The global shortage of information security professionals is having a profound impact on the economy and is driven by a combination of business conditions, executives not fully understanding the need for security and an inability to locate enough qualified information security professionals, according to the sixth Global Information Security Workforce Study (GISWS), produced by (ISC)2, Booz Allen Hamilton and Frost & Sullivan.
The study surveyed more than 12,000 information security professionals worldwide.
The report finds that hactivism (43 percent), cyber-terrorism (44 percent) and hacking (56 percent) are among the top concerns identified by respondents. However, more than half (56 percent) feel their security organizations are short-staffed, a press release reports.
Fifteen percent of organizations surveyed are not able to put a timeframe on their ability to recover from an attack, even though service downtime is one of the highest priorities for nearly three-quarters of respondents.
The report concludes that the major shortage of skilled cyber security professionals is negatively impacting organizations and their customers, leading to more frequent and costly data breaches.

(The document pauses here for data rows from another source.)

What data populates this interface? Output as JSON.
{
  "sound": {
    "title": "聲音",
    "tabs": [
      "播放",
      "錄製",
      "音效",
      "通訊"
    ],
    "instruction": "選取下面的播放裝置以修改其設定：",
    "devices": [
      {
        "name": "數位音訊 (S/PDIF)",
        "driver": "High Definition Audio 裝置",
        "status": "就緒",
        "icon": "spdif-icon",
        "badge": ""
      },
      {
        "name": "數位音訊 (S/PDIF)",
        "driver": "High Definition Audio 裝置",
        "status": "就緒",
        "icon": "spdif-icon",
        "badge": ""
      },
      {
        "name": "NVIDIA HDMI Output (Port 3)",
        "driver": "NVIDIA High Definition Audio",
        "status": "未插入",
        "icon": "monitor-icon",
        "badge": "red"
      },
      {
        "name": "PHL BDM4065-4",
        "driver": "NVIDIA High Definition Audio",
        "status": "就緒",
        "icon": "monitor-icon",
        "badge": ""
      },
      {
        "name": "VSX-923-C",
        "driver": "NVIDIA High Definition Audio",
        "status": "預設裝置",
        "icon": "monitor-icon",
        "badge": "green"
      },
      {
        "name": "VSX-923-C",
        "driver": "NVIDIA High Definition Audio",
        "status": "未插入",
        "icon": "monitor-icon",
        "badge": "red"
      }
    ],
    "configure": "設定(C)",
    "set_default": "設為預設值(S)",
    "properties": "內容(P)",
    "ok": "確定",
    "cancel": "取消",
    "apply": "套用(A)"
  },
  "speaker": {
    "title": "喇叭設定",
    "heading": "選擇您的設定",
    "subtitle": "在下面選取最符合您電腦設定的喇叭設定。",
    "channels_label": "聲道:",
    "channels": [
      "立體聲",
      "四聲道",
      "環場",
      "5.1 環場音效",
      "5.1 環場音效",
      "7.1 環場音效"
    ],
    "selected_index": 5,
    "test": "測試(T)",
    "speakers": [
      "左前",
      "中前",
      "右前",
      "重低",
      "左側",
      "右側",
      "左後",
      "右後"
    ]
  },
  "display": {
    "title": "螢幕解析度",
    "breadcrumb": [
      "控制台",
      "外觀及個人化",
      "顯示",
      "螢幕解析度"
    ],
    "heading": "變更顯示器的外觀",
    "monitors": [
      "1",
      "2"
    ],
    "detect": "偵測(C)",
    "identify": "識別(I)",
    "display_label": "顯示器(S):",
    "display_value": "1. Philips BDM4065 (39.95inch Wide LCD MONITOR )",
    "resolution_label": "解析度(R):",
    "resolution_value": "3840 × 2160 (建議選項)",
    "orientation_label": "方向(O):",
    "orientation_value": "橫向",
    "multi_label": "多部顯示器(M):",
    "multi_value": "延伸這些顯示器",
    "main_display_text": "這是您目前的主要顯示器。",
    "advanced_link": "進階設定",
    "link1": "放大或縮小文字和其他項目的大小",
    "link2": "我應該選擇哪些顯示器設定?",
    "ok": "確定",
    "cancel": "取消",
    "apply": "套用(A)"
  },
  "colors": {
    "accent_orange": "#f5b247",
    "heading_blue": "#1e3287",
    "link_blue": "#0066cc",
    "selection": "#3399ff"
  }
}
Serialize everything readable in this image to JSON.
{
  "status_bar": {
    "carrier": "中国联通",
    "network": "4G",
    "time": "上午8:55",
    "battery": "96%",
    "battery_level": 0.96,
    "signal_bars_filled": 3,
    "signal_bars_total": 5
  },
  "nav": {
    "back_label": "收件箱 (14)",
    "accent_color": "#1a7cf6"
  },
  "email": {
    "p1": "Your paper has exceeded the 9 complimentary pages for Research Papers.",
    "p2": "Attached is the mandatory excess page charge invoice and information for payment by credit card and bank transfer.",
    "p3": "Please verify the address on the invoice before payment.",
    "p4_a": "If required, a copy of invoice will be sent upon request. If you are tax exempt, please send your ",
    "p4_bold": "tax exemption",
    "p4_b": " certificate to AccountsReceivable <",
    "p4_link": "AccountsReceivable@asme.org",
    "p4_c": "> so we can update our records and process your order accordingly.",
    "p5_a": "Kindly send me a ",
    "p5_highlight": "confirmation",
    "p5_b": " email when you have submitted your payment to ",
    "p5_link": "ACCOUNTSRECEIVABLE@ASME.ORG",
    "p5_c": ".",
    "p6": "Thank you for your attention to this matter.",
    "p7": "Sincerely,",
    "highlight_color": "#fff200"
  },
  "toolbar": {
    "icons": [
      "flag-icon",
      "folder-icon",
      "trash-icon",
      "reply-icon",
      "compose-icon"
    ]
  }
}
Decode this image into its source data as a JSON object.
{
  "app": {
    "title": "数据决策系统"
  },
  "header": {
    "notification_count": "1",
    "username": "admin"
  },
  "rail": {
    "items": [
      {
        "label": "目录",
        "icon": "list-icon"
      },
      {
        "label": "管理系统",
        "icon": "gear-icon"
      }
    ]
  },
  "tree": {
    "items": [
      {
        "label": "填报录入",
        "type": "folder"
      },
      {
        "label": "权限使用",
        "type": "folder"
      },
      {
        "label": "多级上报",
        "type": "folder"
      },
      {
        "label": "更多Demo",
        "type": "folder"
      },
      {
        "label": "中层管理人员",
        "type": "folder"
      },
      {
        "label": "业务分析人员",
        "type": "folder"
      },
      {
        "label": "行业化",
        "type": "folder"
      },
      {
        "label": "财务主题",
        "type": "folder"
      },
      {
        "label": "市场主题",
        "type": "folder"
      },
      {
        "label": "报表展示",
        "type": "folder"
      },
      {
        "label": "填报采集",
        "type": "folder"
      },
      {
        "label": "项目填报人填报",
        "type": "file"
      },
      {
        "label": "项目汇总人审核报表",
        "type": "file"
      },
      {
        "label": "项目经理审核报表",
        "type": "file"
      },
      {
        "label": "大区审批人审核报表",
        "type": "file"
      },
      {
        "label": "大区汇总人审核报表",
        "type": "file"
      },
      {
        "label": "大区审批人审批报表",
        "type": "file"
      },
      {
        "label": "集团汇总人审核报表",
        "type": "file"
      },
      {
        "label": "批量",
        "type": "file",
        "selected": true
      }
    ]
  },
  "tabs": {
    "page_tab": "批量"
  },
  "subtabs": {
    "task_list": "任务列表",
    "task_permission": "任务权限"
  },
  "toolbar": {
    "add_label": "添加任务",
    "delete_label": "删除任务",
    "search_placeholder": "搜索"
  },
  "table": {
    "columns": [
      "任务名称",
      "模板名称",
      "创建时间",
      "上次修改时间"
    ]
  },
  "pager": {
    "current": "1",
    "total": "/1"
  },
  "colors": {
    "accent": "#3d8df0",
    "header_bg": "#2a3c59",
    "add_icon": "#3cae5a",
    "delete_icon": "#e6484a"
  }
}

The GISWS finds that the major shortage of software development professionals trained in security – as well as application security vulnerabilities – still rank highest among security concerns, similarly to the findings in the 2011 GISWS. Threats from malware and mobile devices still top the list, and cloud security, BYOD trends and social networking are all reported as major concerns in terms of newer security threats looming on the horizon.